No, we've not left the realm of logic and reason. But experience does count. There is no point in sitting in your house with the curtains closed trying to deduce - from first principles - whether it is raining or not. Just open the door and let your experience inform you.

Many years ago, when he was president of the USSR, I met Mikhail Gorbachev. I was a student, working in Edinburgh. Its pretty unlikely that I would meet someone like him, I'm sure you could come up with loads of reasons why I shouldn't have met him. The probabilities are probably vanishingly small, but I still met him. Logical reasoning couldn't lead you to that conclusion, but I remember the experience.

I've experienced Jesus too :o)

"Is 'clever' reasoning different to 'ordinary' or 'logical' reasoning in some way?"

No, but it sounds compelling.

"I see that it's actually someone who is simply saying "I believe, everything that contradicts my belief is false"."

No. Some of the exchanges on this blog have actually changed my opinions and beliefs on things. See some of my previous posts on the subject of hell, for example. Somewhere in there my beliefs on that subject changed.

"Not really scientific for a self-proclaimed scientist?"

Nothing self-proclaimed about it. I have two degrees in pure science and a PhD in a very 'scientific' bit of engineering. The universities of Wales, Heriot-Watt and Edinburgh have all been sufficiently convinced of my scientific credentials to employ me.

But I fundamentally believe that it does come down to experience.
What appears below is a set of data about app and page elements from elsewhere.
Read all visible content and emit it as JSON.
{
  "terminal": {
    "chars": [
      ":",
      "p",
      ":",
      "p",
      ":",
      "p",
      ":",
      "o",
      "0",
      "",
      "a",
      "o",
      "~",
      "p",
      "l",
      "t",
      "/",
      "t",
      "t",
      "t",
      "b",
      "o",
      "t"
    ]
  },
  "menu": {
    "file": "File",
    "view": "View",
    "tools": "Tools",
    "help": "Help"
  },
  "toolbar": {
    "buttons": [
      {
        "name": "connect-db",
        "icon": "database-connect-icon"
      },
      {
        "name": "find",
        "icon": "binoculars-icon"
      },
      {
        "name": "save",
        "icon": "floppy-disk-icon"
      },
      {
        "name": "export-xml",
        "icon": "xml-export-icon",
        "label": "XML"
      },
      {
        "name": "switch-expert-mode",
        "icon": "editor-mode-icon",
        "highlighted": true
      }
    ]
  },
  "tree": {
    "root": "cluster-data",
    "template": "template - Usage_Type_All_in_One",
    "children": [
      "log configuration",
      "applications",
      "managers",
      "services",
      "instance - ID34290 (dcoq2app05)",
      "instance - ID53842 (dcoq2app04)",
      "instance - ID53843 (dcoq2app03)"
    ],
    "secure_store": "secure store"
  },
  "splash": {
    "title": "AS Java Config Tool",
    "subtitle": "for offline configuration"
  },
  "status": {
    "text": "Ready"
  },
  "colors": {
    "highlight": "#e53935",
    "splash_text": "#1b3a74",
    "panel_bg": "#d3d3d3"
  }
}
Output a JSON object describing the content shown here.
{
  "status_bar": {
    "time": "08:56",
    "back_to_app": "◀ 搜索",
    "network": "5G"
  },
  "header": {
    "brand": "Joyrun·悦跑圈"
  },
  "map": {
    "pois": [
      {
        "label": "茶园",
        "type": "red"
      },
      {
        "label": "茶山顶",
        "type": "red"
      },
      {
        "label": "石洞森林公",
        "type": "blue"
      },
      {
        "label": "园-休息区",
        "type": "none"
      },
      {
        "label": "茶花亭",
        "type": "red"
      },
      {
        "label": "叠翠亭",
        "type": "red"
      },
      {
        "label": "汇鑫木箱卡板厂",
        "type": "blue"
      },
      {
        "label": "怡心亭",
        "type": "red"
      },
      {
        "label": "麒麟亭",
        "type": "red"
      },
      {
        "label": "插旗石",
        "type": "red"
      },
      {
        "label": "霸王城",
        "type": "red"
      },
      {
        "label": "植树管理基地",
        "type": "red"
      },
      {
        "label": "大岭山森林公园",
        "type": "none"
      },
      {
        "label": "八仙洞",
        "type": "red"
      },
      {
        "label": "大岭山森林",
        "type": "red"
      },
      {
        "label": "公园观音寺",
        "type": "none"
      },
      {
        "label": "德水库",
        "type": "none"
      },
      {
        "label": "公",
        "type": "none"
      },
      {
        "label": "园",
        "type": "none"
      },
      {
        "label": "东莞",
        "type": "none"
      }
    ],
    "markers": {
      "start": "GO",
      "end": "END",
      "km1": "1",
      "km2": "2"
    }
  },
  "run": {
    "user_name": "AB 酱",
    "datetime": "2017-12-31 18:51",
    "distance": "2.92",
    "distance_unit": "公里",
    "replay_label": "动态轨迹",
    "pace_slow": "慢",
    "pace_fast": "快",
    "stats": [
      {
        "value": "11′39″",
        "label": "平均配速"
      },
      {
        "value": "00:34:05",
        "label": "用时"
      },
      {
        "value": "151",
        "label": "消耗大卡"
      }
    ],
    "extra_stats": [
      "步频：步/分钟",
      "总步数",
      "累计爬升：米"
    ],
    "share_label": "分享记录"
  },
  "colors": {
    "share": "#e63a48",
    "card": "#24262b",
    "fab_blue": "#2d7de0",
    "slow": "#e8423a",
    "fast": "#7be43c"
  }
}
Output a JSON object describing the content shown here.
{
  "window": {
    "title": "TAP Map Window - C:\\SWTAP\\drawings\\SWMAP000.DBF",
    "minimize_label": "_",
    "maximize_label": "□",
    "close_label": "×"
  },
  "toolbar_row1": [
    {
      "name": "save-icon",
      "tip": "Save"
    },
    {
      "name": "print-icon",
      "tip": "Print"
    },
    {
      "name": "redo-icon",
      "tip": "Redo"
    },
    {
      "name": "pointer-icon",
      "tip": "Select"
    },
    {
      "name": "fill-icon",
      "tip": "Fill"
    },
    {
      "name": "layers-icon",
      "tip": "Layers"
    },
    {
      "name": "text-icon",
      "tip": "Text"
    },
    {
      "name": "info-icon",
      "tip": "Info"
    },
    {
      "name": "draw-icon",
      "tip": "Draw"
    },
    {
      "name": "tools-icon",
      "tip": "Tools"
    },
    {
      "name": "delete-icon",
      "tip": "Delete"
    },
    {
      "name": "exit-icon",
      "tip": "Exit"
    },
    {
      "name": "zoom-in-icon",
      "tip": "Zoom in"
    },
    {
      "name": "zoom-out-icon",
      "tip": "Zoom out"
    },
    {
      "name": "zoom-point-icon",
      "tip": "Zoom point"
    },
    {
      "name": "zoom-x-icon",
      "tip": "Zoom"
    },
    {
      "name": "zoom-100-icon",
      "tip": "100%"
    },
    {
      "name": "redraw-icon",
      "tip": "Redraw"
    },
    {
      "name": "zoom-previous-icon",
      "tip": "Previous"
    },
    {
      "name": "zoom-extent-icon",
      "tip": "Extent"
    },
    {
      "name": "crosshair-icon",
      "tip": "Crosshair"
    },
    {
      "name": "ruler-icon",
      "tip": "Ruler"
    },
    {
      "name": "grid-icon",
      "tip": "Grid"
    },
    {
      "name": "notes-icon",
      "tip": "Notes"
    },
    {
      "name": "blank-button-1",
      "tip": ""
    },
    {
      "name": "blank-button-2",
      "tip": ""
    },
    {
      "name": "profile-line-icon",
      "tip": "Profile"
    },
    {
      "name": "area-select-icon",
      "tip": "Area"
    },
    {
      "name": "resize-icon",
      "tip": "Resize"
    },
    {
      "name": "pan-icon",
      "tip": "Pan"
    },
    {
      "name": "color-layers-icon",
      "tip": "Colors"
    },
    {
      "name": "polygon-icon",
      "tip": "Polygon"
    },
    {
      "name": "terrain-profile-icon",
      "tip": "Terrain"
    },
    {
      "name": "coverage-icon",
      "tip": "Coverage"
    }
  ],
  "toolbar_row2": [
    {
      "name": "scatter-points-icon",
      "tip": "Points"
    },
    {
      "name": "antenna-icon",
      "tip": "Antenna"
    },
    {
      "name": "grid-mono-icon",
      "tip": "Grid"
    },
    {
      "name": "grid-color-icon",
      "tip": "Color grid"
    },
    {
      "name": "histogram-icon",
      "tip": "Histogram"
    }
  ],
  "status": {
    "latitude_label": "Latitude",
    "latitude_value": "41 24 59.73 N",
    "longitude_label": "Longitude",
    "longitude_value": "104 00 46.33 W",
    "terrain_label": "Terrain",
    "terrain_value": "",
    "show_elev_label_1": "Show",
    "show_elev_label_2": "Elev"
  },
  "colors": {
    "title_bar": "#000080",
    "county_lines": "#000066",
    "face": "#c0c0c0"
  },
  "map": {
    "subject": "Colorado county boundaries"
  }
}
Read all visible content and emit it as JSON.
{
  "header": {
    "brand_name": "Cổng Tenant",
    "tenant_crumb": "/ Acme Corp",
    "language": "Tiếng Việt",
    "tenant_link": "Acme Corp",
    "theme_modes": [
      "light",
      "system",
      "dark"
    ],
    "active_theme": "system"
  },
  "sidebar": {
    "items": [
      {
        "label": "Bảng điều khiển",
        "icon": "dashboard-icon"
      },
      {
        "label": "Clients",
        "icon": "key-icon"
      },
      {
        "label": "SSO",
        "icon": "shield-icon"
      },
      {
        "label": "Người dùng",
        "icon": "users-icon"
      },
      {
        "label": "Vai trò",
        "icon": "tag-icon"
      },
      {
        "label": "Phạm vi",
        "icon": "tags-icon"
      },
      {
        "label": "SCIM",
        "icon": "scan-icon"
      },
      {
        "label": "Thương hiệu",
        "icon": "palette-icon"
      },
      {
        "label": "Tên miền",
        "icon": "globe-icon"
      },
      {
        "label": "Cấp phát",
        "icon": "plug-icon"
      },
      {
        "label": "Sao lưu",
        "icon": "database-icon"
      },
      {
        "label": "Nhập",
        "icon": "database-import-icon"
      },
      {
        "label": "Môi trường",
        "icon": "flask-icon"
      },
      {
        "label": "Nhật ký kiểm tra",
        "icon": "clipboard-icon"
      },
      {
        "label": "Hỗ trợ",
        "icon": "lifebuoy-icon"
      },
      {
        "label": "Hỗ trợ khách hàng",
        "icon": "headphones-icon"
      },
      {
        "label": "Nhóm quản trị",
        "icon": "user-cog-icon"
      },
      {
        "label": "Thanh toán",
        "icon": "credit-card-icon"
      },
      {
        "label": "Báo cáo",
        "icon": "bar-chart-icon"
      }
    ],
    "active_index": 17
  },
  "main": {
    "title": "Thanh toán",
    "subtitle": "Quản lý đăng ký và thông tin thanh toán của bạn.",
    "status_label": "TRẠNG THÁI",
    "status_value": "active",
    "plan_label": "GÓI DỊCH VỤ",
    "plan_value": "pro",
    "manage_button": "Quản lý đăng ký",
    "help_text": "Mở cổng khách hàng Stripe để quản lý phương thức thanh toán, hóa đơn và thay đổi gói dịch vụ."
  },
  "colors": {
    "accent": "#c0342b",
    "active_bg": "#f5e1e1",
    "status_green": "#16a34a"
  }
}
Given that you clearly have a different set of experiences from me, it is hard for me to convey the reality of what I have experienced (I am deliberately shying away from using the word 'know' as I still freely admit that my understanding of those experiences could be flawed).

For the time being (at least), my beliefs in God are consistent with my understanding of my experiences, while the assumption that there is no God is less consistent with them.

But I still do doubt, sometimes. Maybe I am wrong. I might be. But then again, you could be wrong too.

Here's hoping that we both get a little bit closer to reality (whatever that might be) in 2008.

Happy new year!

R.

Ricky Carvel said...

Dear Mono Ape, you said:

"So, rhythmic, hypnotic chanting in the communal, local building has induced a state where you've (personally) experienced a god? It's not a compelling argument for those of us with a naturalistic view of the universe."

I forgot to say, I don't necessarily not have a naturalistic view of the universe. This is one of the points where I slip into extreme heresy, but I'm not prepared to dogmatically hold to the belief that God is the creator of the universe. All my experience can tell me is that the universe is here, nothing in my current experience can tell me how it came into being many, many years before my experience began.

The bible says God created 'the world' (Genesis 1) or even 'the worlds' (Hebrews 1, I think), but it also says that two of every form of animal can fit into a small boat, so I can't take everything it says at face value and simply believe it.

So I am agnostic with regard to the creation. It might have been entirely naturalistic or it might have been created, but I have no way of knowing which it was.

God could be entirely part of the universe for all I know, not trancending it - I really have no way of testing this.

But even if God is not the transcendant creator, that doesn't mean he doesn't exist. Indeed, I suspect that makes him more likely to exist in your worldview...

R.